**EXERCISE PROMPT:**
From the entries below, pull out each line where "this" appears.

**DATA SUPPLIED:**
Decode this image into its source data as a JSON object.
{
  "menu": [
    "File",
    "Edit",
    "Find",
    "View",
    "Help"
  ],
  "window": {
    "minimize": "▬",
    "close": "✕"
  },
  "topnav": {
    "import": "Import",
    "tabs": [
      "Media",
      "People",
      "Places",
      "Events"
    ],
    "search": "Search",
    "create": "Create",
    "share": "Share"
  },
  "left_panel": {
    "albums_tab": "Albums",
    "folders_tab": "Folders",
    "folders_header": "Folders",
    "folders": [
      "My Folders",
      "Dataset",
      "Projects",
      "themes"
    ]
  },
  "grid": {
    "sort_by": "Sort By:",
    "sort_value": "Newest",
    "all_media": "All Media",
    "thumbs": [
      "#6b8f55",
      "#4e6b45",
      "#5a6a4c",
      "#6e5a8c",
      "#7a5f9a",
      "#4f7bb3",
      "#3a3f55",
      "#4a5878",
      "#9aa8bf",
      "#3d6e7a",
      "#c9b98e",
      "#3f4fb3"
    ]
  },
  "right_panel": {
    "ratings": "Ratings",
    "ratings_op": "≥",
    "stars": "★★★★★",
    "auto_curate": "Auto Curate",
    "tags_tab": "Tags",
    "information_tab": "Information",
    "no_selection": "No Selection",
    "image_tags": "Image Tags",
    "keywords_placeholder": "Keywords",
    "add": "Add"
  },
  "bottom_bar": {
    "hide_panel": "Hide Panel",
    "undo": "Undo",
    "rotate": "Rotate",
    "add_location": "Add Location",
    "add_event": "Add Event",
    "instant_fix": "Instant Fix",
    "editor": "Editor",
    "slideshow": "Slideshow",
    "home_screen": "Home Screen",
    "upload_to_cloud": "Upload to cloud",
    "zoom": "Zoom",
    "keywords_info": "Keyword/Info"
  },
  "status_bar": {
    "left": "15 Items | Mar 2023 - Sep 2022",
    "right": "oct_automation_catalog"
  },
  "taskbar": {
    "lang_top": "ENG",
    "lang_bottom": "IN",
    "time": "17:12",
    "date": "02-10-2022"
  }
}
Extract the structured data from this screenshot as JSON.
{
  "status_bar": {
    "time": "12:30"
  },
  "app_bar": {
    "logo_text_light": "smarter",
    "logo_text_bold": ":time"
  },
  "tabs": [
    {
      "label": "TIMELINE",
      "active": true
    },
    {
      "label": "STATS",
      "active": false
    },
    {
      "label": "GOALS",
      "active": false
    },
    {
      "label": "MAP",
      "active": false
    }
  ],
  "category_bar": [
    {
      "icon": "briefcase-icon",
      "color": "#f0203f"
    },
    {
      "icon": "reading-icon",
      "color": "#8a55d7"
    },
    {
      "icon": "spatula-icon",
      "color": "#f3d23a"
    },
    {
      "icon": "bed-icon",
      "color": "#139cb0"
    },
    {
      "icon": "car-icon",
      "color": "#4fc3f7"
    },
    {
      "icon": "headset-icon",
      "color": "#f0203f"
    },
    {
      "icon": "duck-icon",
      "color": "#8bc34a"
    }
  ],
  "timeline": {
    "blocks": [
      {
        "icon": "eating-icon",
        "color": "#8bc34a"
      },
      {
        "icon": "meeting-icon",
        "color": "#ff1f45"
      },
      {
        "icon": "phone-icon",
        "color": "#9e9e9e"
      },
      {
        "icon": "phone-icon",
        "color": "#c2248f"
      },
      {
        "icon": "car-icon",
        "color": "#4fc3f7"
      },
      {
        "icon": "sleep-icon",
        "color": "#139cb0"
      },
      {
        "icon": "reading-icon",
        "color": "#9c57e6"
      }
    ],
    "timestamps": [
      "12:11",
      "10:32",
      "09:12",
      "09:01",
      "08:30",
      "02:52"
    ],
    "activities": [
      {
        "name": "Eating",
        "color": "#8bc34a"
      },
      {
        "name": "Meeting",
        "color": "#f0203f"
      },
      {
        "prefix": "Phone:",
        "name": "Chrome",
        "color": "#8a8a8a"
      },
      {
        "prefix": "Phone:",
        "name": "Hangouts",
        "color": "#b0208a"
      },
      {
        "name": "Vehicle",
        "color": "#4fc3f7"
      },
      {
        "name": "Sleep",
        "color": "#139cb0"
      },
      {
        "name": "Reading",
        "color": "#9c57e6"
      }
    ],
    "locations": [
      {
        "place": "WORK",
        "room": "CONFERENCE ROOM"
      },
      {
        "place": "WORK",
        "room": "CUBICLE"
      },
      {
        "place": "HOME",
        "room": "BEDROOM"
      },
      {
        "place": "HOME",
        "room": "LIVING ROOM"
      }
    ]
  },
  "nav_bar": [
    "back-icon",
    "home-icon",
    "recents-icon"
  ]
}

**TASK OUTPUT:**
Decode this image into its source data as a JSON object.
Extract the structured data from this screenshot as JSON.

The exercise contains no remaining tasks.